It is a good rule of thumb to look for DI coverage with a premium is between 2-4% of the individual’s income.  Good options for coverage are normally available in this range of premiums.  Often clients say they have group coverage through work and don’t require an individual policy.  This may be the case and you don’t want to be paying for too much coverage as you are not able to be making more money disabled as you would be if you were working.  However, there are often limitations to group plans which should be considered when looking at options for individual DI coverage.  Our office is happy to review group benefit booklets to determine top-up options for disability insurance.  It is usually best for DI coverage to have the premiums paid for by the individual.  If premiums are not paid by the individual, the benefit is most likely going to be taxed.  This is not the best situation for the individual receiving the benefit.

Health and Dental (H&D) Insurance – provides benefits for items such as prescription drugs, dental care, extended health (chiropractic, massage, etc.) and vision etc.

  1. Individual
  • If you don’t have a group plan through work, or the coverage is not sufficient, you may look at individual coverage. There are many types of coverage’s to choose from and is often decided on by the coverage desired and the affordable premium.
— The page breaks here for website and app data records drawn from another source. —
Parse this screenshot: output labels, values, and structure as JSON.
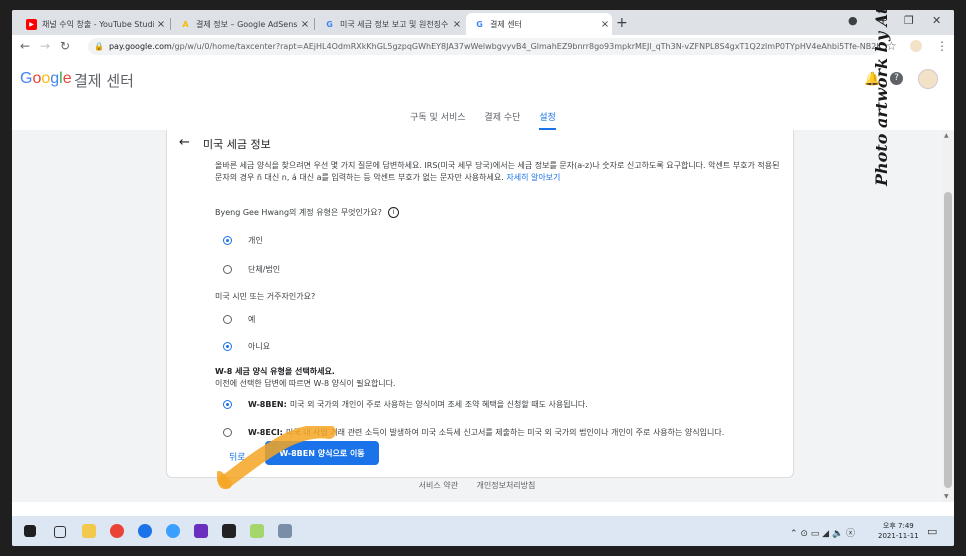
{
  "tabs": [
    {
      "title": "채널 수익 창출 - YouTube Studi",
      "fav": "▶",
      "fav_color": "#ff0000"
    },
    {
      "title": "결제 정보 – Google AdSense",
      "fav": "A",
      "fav_color": "#fbbc05"
    },
    {
      "title": "미국 세금 정보 보고 및 원천징수",
      "fav": "G",
      "fav_color": "#4285f4"
    },
    {
      "title": "결제 센터",
      "fav": "G",
      "fav_color": "#4285f4"
    }
  ],
  "url": {
    "host": "pay.google.com",
    "path": "/gp/w/u/0/home/taxcenter?rapt=AEjHL4OdmRXkKhGL5gzpqGWhEY8JA37wWelwbgvyvB4_GlmahEZ9bnrr8go93mpkrMEJl_qTh3N-vZFNPL8S4gxT1Q2zlmP0TYpHV4eAhbi5Tfe-NB2h1Z88r..."
  },
  "app": {
    "logo": "Google",
    "title": "결제 센터"
  },
  "subnav": {
    "items": [
      "구독 및 서비스",
      "결제 수단",
      "설정"
    ],
    "active": 2
  },
  "form": {
    "heading": "미국 세금 정보",
    "intro": "올바른 세금 양식을 찾으려면 우선 몇 가지 질문에 답변하세요. IRS(미국 세무 당국)에서는 세금 정보를 문자(a-z)나 숫자로 신고하도록 요구합니다. 악센트 부호가 적용된 문자의 경우 ñ 대신 n, á 대신 a를 입력하는 등 악센트 부호가 없는 문자만 사용하세요.",
    "intro_link": "자세히 알아보기",
    "q1": "Byeng Gee Hwang의 계정 유형은 무엇인가요?",
    "q1_options": [
      "개인",
      "단체/법인"
    ],
    "q1_selected": 0,
    "q2": "미국 시민 또는 거주자인가요?",
    "q2_options": [
      "예",
      "아니요"
    ],
    "q2_selected": 1,
    "q3_title": "W-8 세금 양식 유형을 선택하세요.",
    "q3_sub": "이전에 선택한 답변에 따르면 W-8 양식이 필요합니다.",
    "q3_options": [
      {
        "code": "W-8BEN:",
        "text": "미국 외 국가의 개인이 주로 사용하는 양식이며 조세 조약 혜택을 신청할 때도 사용됩니다."
      },
      {
        "code": "W-8ECI:",
        "text": "미국 내 사업 거래 관련 소득이 발생하여 미국 소득세 신고서를 제출하는 미국 외 국가의 법인이나 개인이 주로 사용하는 양식입니다."
      }
    ],
    "q3_selected": 0,
    "back_label": "뒤로",
    "primary_label": "W-8BEN 양식으로 이동"
  },
  "footer": {
    "links": [
      "서비스 약관",
      "개인정보처리방침"
    ]
  },
  "watermark": "Photo artwork by Atlas",
  "taskbar": {
    "time": "오후 7:49",
    "date": "2021-11-11"
  }
}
There are also two main types of coverage:
    • Guaranteed issue – no medical questions are asked and pre-existing conditions prescriptions are covered.
    • Medically underwritten – medical questions and history are taken into account and normally pre-existing conditions are not covered. For example if you are on a prescription when you apply for coverage, this expense will most likely not be covered once the policy is in force.  A benefit to medically underwritten plans is that there is usually a higher annual limit covered.  As with any insurance, medically underwritten is designed to provide protection for something that may or may not happen in the future.

2. Group

  • When you have a business with employees and are looking for H&D coverage to provide a benefit. Each plan is customizable to provide the coverage that best suits the needs of the employer, employees and budget.  Often group plans are cost shared with the employees.

HSA (health spending accounts)

You need to have a corporation in order to have a HSA set-up properly. If you have income from the corp., medical expenses and pay taxes, a HSA likely has tbigstock-Coffee-11858he ability to benefit your situation and give some tax efficiencies.  I use Olympia Benefits personally, and you can learn more and sign up directly from this link, .  HSA’s are not insurance (may include insurance add-ons), but it a tool to assist with creating business expenses compared to personal expenses.

Travel Insurance

If you are planning a trip outside of your province and/or out of the country, you should be using travel insurance. It is normally fairly inexpensive and provides assistance when medical expenses can be very costly.  Travel insurance can be purchased for a onetime trip or as annual coverage.

Visitors to Canada also may want to look into travel insurance details can be discussed through our office if you have family or friends looking to visit Canada or through a Super Visa.